Saturday, 22 March 2014

IISReset and TFSServiceControl quiesce

Isn’t it the same if I just run IISReset /stop to take the Team Foundation Server down?

No, it isn’t.

If you just run IISReset /stop, you are just locking the IIS access – but the Team Foundation Server is still up and running, it is just not reachable.

This is why TFSServiceControl quiesce is needed: by running it, you are effectively taking down the server, stopping the Application Pools, all the jobs and the agents running on it. Moreover, MSDN states “You cannot manually perform all of the tasks carried out by the TFSServiceControl command.”, so little choice here Smile

Other than being sure of the TFS’ status and consistency, by running it together with IISReset you are ensuring that the IIS won’t be overstressed and it won’t forward any query to the TFS itself.

Basically, you are locking the safe (TFS) and the room’s door (IIS).

Tuesday, 11 March 2014

Suggestions for preparing a TFS deployment with SQL AlwaysOn

SQL Server AlwaysOn is a utterly cool technology, but it is not a technology itself which solves all the problems you may have.

In particular, it is not just about tweaking a couple of settings and adding servers as needed. A careful planning and thorough tests are mandatory in order to succeed without affecting the existing service or going overtime. So I wanted to sum up some tips I found during a project I am following with a huge deployment of Team Foundation Server 2013 which uses SQL Server AlwaysOn as an underlying High Availability solution.

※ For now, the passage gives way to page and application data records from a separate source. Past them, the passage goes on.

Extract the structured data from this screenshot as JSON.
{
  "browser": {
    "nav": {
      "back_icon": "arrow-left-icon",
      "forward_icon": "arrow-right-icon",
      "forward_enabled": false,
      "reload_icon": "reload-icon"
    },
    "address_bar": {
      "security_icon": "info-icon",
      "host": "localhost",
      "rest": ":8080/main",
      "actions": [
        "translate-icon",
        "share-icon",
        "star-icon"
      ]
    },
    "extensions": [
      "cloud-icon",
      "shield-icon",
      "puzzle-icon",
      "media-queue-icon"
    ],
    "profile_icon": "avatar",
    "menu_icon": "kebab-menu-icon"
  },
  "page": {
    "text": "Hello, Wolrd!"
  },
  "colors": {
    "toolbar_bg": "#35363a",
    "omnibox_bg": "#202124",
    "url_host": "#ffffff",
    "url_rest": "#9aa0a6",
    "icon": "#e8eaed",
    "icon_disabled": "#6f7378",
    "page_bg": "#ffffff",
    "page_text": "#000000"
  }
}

  1. Size your storage
    I am dealing with TBs of data, so I am experiencing that TBs of storage flies away in a snap. Do not underestimate your storage size and do not rely just on SANs. Importing your data takes time and space, especially if you restore your databases to the secondary replica using the Full mechanism of backup-and-restore provided by SQL Server AlwaysOn.
  2. You can’t mix and match all the HA technologies
    Not all the SQL HA technologies are supported by TFS in the first place. MSDN is pretty clear on this, no replication and no log shipping. Log shipping could technically work, but you won’t be supported by the Microsoft CSS, so it is a no no. You can mix a clustered SQL Server with another one in another location within the same AlwaysOn Availability Group though, and it is pretty robust. Keep in mind anyway that TFS is pretty agnostic about the underlying SQL deployment though, in fact the only feature which requires a specific configuration is AlwaysOn Availability Groups.
  3. The MultiSubnetFailover setting
    When configuring Team Foundation Server for using AlwaysOn Availability Groups, remember to tick the specific checkbox about this setting. Beware of the setting: if you are not directly using an AG but you select it at TFS configuration time, you are going to be in trouble. If you are restoring it to a new server, launch TFSConfig RegisterDB to enable it:
    TFSConfig RegisterDB /SQLInstance:MyDB\namedinstanceifneeded /databaseName:Tfs_Configuration /usesqlalwayson

  4. All the Team Foundation Server databases must be in the AlwaysOn Availability Group
    No exceptions to this – if you use it, all the DBs must be contained in the AG.

Sunday, 2 March 2014

How to perform a TFS Security Audit

It is common to be asked for performing a security audit on Team Foundation Server, and it is not a nightmare as it would seem…

The easiest way is to download the Audit Log. You can find it in the Access Levels administration page:


What you are going to get is a .csv file, containing all the groups and accounts allowed into Team Foundation Server, each with its unique internal URI (vstfs://…), the last access date and its access level.

But this is just the beginning – you get a list of flat users and groups, without their relationships. In order to get these, you can use the TFSSecurity command with the /i, /im and /imx switches.

These will give you all the informations about each user/group and its relationships and privileges, so wrapping their outputs and creating a very simple report is just a matter of time Smile